▶ TASK DETAILS
Search the records for the string "value", then copy each line where it appears.
▼
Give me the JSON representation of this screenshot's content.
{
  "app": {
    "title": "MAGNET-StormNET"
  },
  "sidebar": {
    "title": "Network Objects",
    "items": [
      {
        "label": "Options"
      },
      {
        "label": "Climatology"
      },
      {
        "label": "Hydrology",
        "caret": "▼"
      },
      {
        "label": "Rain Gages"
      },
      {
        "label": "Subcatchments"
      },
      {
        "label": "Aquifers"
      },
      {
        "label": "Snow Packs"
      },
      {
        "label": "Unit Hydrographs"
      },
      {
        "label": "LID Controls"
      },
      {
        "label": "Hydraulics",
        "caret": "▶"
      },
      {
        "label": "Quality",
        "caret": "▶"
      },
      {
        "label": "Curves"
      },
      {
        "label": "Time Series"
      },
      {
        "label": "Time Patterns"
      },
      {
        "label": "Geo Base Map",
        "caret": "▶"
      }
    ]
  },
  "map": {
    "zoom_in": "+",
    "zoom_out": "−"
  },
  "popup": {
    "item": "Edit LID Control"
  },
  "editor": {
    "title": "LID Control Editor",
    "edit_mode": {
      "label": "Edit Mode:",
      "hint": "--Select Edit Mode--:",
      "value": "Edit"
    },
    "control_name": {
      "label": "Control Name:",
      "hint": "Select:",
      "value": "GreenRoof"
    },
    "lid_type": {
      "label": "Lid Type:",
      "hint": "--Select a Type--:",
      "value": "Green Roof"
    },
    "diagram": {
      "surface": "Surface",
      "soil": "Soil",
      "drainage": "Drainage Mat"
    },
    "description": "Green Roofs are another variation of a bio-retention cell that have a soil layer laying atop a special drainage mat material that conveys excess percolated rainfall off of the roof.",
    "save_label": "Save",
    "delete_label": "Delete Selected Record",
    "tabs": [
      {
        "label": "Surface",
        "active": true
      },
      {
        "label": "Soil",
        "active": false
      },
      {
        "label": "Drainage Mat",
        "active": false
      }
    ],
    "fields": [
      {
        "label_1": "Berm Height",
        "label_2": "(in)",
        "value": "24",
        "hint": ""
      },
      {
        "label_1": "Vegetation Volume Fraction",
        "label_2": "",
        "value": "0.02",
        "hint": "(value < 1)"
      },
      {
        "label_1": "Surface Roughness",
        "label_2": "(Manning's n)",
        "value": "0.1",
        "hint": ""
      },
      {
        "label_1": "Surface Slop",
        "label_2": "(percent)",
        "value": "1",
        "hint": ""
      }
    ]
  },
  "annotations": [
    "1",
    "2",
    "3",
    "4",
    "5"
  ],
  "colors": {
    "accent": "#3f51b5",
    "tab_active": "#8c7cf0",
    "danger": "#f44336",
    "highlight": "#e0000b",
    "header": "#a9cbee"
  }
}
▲
▶ RESULT OF THE EXERCISE
      "value": "Edit"
      "value": "GreenRoof"
      "value": "Green Roof"
        "value": "24",
        "value": "0.02",
        "hint": "(value < 1)"
        "value": "0.1",
        "value": "1",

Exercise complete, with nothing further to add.